  • Plant for the Planet Video

    Inspired by Wangari Maathai, 9-year-old Felix Finkbeiner founded “Plant for the Planet” and has planted more than 500,000 trees in Germany which he says will help sequester carbon and reduce greenhouse gas emissions. Watch Felix’s video, part of the Young Voices on Climate Change series, to learn about his efforts to plant trees for a healthier world.

  • Global Forest Watch

    Global Forest Watch (GFW) is an interactive online forest monitoring and alert system designed to better visualize forest change across the globe. Developed by the World Resources Institute and partners, Global Forest Watch monitors forests across the world in near real time to show where trees are growing and disappearing. The system provides contextual data that fleshes out complex issues surrounding deforestation. It can be utilized by teachers for classroom demonstrations and activities, and by students for research. 

  • EPA’s Carbon Footprint Calculator

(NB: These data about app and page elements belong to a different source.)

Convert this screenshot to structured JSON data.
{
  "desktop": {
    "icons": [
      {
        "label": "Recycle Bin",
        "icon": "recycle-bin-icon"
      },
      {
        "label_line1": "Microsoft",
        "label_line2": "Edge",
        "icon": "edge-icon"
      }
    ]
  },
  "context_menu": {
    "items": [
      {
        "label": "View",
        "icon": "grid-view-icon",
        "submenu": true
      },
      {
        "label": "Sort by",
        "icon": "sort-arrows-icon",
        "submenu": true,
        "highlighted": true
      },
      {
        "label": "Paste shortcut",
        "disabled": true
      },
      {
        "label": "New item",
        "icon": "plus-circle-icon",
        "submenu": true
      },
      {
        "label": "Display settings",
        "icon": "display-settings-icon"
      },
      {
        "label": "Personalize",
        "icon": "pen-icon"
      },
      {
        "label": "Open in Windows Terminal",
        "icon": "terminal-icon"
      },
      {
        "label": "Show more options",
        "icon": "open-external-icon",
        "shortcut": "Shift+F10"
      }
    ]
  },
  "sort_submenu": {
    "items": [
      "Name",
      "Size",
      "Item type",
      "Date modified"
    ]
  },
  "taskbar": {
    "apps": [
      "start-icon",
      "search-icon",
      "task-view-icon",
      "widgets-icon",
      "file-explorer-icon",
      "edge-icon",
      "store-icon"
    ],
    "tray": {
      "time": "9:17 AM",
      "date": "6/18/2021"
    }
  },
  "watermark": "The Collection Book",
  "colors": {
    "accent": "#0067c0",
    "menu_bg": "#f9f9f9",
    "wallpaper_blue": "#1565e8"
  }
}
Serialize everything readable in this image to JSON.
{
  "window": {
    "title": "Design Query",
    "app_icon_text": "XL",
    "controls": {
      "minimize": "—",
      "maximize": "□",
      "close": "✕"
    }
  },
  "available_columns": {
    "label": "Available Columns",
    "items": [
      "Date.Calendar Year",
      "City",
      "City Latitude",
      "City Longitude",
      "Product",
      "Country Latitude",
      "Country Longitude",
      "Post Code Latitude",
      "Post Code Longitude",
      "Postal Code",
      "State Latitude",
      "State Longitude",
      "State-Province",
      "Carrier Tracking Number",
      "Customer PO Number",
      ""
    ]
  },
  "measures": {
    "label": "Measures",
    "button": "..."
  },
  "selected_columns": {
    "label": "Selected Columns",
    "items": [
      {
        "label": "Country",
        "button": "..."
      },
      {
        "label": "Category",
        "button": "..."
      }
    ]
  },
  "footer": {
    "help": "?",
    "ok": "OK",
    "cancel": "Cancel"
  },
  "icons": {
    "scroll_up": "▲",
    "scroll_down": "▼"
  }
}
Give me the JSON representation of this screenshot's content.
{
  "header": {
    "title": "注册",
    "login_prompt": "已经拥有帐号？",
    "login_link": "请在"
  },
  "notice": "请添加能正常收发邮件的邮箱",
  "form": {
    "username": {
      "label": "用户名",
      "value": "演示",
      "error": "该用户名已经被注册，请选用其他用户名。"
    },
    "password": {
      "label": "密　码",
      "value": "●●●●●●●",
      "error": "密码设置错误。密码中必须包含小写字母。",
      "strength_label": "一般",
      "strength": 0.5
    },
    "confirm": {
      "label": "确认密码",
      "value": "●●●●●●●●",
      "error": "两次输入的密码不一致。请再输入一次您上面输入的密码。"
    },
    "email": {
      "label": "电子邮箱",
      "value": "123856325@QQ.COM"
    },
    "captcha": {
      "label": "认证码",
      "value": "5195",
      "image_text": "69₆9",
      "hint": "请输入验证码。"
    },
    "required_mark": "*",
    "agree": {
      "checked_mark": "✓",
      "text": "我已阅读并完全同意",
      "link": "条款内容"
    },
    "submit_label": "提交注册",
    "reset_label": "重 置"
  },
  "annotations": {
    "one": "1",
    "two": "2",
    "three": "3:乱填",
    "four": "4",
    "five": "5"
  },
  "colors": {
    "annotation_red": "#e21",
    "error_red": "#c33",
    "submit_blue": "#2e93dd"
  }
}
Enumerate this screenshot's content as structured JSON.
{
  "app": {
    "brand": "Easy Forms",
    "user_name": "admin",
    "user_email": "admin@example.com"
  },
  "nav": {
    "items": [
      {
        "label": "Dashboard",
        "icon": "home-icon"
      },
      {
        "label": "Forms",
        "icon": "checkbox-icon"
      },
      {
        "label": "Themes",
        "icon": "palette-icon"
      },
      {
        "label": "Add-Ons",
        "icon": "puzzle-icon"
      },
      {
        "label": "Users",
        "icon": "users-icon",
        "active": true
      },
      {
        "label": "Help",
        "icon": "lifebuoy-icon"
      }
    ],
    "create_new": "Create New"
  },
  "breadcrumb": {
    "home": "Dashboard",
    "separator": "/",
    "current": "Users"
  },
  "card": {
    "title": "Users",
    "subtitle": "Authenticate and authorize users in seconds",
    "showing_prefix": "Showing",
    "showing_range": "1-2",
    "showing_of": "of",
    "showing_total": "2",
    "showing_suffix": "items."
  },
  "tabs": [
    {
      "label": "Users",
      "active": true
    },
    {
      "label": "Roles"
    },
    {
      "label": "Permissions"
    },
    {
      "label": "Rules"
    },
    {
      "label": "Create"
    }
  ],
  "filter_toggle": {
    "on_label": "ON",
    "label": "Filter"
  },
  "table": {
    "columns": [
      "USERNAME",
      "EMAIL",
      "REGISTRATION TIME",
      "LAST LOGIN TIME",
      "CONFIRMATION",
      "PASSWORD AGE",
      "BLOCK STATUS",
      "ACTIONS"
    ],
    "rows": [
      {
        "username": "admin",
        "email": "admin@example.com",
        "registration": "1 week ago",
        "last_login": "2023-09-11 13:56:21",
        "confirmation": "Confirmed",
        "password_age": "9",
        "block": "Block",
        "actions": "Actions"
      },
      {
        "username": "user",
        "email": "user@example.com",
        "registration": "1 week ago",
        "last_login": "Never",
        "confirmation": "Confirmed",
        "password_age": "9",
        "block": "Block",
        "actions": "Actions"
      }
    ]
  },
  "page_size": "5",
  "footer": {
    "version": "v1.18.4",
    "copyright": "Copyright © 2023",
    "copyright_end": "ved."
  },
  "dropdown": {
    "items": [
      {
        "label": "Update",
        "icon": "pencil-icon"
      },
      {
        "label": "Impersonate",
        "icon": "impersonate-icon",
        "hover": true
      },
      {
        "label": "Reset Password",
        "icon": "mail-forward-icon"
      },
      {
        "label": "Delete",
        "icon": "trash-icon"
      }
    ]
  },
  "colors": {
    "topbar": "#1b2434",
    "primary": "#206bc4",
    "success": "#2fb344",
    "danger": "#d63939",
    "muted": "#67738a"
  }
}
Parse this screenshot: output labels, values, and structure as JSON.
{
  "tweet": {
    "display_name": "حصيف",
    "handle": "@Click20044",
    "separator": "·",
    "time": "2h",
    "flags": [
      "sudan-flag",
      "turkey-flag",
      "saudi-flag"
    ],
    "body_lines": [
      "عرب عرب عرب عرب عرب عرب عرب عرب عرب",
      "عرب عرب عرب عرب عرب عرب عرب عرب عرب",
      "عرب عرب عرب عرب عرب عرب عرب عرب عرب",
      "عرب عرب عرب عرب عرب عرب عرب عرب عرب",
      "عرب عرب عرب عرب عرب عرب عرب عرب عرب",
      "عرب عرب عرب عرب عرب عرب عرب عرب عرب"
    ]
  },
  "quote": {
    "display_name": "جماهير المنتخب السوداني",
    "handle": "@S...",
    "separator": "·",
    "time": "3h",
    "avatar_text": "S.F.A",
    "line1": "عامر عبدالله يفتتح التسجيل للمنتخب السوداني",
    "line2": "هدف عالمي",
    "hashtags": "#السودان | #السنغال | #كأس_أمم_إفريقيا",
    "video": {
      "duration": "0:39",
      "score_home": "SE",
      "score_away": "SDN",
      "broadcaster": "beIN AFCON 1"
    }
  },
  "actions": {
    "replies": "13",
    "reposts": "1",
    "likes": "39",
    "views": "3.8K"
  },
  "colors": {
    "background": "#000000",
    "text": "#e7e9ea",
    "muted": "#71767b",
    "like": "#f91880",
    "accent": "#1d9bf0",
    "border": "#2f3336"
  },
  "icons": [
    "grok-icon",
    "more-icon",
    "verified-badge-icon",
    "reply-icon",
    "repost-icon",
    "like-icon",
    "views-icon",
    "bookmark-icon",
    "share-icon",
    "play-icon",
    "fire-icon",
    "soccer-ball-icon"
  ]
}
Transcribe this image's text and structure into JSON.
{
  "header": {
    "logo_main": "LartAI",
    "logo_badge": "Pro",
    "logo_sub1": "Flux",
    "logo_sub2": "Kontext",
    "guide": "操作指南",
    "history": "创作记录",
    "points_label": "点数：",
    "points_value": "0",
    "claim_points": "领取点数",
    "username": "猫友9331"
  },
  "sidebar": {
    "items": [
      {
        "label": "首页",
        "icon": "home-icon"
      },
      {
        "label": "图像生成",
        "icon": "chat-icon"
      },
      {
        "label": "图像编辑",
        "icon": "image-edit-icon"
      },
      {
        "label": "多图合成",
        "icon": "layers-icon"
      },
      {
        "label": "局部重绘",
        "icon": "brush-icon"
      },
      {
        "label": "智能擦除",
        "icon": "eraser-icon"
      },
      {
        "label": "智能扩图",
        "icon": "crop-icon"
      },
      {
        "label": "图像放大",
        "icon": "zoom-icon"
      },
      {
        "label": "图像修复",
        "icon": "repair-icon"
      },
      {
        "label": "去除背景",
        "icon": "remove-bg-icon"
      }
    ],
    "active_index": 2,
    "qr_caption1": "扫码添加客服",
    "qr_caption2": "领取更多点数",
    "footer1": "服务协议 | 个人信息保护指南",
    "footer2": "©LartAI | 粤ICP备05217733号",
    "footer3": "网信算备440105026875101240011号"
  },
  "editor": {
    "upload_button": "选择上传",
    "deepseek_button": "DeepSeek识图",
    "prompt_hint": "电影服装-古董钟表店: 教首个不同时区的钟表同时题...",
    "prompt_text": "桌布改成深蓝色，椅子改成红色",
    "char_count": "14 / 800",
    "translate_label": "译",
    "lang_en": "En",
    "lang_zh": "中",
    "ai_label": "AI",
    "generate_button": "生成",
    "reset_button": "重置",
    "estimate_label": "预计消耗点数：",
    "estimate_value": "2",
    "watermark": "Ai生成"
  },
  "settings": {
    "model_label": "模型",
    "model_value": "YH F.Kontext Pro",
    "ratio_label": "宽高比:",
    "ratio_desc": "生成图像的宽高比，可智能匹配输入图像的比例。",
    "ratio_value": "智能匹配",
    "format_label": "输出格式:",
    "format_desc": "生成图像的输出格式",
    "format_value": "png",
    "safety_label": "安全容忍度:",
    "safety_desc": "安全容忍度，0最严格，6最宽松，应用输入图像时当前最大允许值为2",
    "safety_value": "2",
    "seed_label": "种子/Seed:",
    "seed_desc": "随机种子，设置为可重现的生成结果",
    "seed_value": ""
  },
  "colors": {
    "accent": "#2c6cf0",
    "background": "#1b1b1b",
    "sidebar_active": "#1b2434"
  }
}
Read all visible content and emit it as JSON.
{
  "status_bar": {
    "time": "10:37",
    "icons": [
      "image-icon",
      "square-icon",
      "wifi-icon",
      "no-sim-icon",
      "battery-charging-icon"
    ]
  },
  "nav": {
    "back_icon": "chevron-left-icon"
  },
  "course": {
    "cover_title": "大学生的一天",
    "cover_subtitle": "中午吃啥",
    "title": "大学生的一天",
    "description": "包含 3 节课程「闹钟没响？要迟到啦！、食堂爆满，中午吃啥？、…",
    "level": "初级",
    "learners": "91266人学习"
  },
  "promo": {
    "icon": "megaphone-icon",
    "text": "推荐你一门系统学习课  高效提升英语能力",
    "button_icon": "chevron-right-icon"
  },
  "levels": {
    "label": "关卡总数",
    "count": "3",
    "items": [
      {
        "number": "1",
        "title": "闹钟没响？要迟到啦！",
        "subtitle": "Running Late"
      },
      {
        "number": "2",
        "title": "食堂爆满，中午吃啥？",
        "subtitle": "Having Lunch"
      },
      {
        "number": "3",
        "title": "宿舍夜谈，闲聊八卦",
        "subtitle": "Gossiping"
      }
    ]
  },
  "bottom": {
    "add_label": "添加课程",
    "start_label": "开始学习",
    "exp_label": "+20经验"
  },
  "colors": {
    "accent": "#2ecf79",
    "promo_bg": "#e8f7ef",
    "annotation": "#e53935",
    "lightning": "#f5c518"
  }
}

    The US Environmental Protection Agency (EPA) website provides an interactive carbon footprint calculator designed for use by students in middle or high school. The calculator begins by asking students to investigate some baseline data points, such as their average home energy usage, transportation habits, and waste disposal process. Then, the calculator offers ways impact reduction by offering tangible conservation tips alongside estimated annual savings. This is an excellent tool for making home connections, as well as a compliment to PLT GreenSchools!